◆ **PROVIDED DATA**
################

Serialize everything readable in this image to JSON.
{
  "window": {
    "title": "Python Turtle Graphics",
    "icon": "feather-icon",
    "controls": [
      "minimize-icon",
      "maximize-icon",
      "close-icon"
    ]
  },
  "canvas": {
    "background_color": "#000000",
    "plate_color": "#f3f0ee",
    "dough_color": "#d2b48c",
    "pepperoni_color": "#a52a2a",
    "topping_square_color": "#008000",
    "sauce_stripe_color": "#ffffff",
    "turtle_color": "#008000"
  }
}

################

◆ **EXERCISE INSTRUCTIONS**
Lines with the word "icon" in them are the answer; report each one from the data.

◆ **SOLUTION TO THIS EXERCISE**
    "icon": "feather-icon",
      "minimize-icon",
      "maximize-icon",
      "close-icon"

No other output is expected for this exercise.